Southwest of Belen, a mountain about 9,200 feet in elevation scrapes the clouds.
A landmark visible from Albuquerque, Ladron Peak is a “sky island” at the heart of the Sierra Ladrones Wilderness Study Area (blm.gov).
“It’s an isolated, quiet, rugged mountain in full view from Albuquerque and most areas of the Rio Grande Valley between Albuquerque and Socorro,” said Jonathan Smith, assistant field manager for the area. “It’s not a developed area in any sense of the way.”
There aren’t even any developed trails in the 45,000-acre area, which only adds to its charm, he said.
“It’s a difficult climb,” Smith said. “It’s really for experienced climbers. Not technical rock climbers, but there is a lot of scrambling, and there’s no clear-cut trail. People do get lost up there.”
Still, for those with the wherewithal and the knowledge to make the crest, it’s worth the trouble, he said.
“Being a mountain and in New Mexico, it’s considered a sky island,” Smith said. “You go from desert environments right up into areas where you have subalpine, piñon, juniper, up into ponderosa pine, spruce and fir species. The peak itself is a commanding view of the Rio Grande Valley. The view off the top is pretty spectacular.”
But even those who appreciate mountains without feeling the need to get to the top of them will enjoy the area for other things it offers.
“It’s not a beginner mountain to wander around on, but the area will give you a taste of pretty good wilderness and some desert areas to wander in that are very quiet with not a lot people,” Smith said. “It’s just not highly used at all. It’s a nice place so close to Albuquerque.”
Rife with wildlife, the area is home to mule deer, desert bighorn sheep, elk, mountain lions and other various small mammals, Smith said.
With the wet winter and spring, the wildflower parade later in the year should be a blast of color, he said.
Likewise, the nearby Sevilleta National Wildlife Refuge (fws.gov) should be alive with wildflowers soon, said Kathy Granillo, refuge manager.
Near the Ladrones and covering about 230,000 acres, the refuge is a bastion for many of the same animals, with large mammals including elk, pronghorns, coyotes, bobcats and bears, she said.
Identifying the animals via their waste is the topic of a March 4 tour aimed at the younger set, “Tracks and Scat,” Granillo said.
“We’ll be hiking some arroyos, looking for animals’ signs,” she said. “A lot of times, all that you see are signs. And we’ll talk about how the coyotes, bobcats, mountain lions all like to poop on top of other poop.”
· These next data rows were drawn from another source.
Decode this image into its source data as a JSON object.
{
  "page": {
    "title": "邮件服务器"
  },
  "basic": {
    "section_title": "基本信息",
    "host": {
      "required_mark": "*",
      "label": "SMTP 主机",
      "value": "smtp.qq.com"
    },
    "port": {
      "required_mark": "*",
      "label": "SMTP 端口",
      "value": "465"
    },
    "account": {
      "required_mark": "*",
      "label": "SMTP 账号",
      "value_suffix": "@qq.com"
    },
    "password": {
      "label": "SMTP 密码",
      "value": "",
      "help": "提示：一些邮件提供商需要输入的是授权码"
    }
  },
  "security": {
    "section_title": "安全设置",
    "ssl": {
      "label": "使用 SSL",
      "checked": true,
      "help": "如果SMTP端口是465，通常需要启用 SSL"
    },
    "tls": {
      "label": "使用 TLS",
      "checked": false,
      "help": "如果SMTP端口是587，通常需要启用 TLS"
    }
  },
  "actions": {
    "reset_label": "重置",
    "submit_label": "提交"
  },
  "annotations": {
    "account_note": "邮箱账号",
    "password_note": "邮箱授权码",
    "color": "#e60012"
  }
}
Reserving space on one of the free tours (864-4021) is one of the best ways to see portions of the refuge – which is noted for its diversity in that four biomes collide – not ordinarily available to the general public because the area is a working research refuge with dozens of ongoing projects underway at any one time.
For instance, there’s an Earth Day cleanup of the scenic San Lorenzo Canyon on April 22, and a week later, there’s a staff-led hike through Pino Canyon.
San Lorenzo Canyon is one of the highlight areas of the refuge and the spot where overnight camping is permitted, Granillo said.
“It’s an arroyo, with four-wheel-drive, high-clearance vehicles recommended, or you can hike in,” she said. “It’s a beautiful canyon with hoodoos and other really cool geological features like cliffs, springs with cottonwoods. It’s a visually spectacular place.”
For getting the basic lay of the land, stopping off at the visitor center just off of I-25, exit 169, about six miles south of the Bernardo, is the way to go, Granillo said.
There are three hikes starting from there – two fairly short and one loop of 3.8 miles that climbs atop the mesa.
“It about an 800-foot elevation climb onto the mesa top, with a 360-degree view of the Ladrones, Magdalena, the Rio Grande River valley. It’s a wonderful view up there. You’re also right along the Rio Grande fault rift. At one point, you have a really good view of the rift and the stretching of the continental plates and how it created the Rio Grande Valley.”